[Exercise directions]:
Say how many of the lines below hold "username", writing the number and nothing more.

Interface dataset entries
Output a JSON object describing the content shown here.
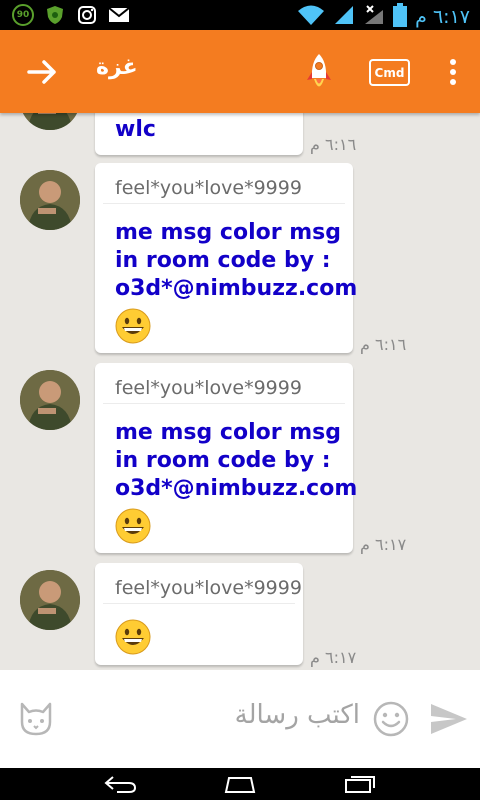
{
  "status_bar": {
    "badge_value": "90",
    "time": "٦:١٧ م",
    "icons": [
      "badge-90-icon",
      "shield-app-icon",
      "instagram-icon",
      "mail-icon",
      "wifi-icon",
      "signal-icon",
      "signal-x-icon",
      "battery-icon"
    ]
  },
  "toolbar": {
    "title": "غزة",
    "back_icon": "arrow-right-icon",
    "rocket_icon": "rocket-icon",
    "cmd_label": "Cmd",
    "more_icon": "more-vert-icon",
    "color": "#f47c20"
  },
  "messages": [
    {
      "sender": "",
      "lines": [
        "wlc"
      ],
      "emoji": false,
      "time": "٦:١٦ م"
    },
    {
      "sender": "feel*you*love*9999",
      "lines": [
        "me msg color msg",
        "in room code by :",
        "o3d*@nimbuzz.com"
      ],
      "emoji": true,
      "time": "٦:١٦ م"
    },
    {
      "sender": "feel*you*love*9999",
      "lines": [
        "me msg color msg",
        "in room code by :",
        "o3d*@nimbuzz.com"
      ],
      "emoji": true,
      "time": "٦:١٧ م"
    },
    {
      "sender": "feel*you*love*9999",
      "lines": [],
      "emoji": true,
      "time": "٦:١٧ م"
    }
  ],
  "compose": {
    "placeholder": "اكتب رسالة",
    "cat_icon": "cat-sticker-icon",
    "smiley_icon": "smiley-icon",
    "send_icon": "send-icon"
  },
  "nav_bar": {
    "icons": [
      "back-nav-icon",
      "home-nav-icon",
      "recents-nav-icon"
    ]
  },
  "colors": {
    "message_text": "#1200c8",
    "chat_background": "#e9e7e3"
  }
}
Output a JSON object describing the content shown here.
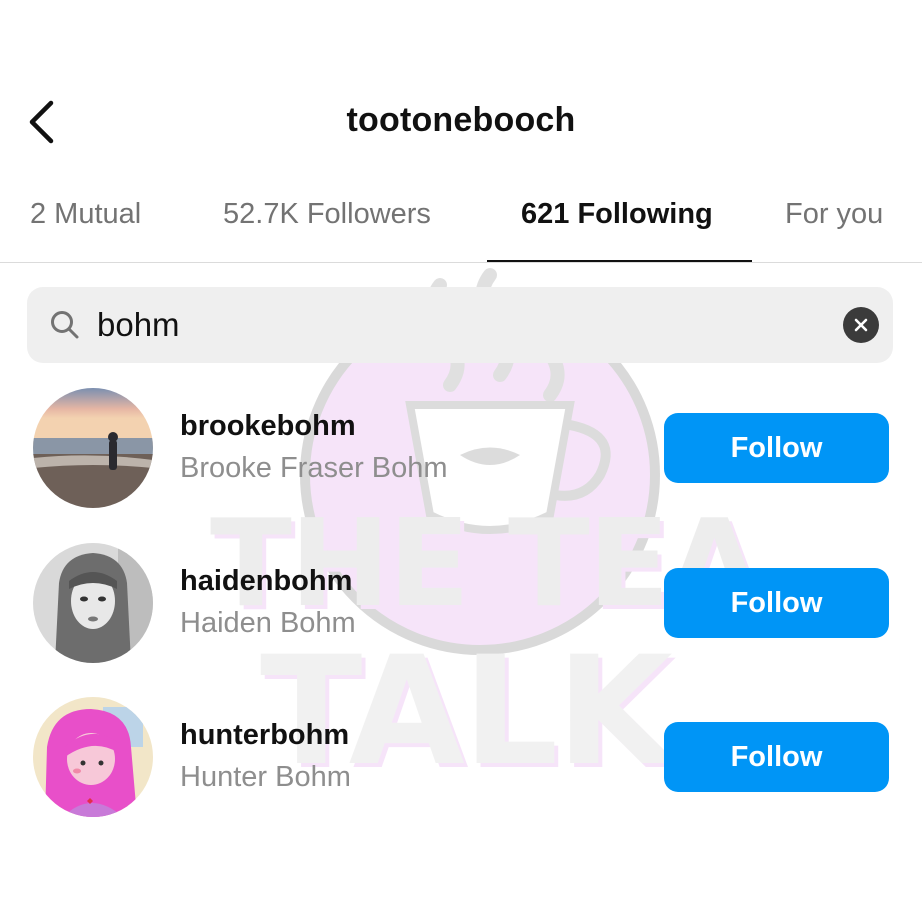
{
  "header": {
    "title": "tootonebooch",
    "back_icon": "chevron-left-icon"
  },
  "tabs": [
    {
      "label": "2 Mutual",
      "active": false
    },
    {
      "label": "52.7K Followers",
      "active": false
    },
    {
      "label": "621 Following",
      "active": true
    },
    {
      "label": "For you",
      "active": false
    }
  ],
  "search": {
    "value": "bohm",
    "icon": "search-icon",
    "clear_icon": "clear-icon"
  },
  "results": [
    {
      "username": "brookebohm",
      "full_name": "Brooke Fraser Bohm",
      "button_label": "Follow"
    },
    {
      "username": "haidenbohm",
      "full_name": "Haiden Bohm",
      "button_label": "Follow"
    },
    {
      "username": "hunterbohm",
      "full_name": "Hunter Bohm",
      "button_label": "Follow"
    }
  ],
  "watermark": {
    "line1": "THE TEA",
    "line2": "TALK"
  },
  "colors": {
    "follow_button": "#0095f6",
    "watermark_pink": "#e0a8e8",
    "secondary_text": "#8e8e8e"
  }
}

[Answer area]:
3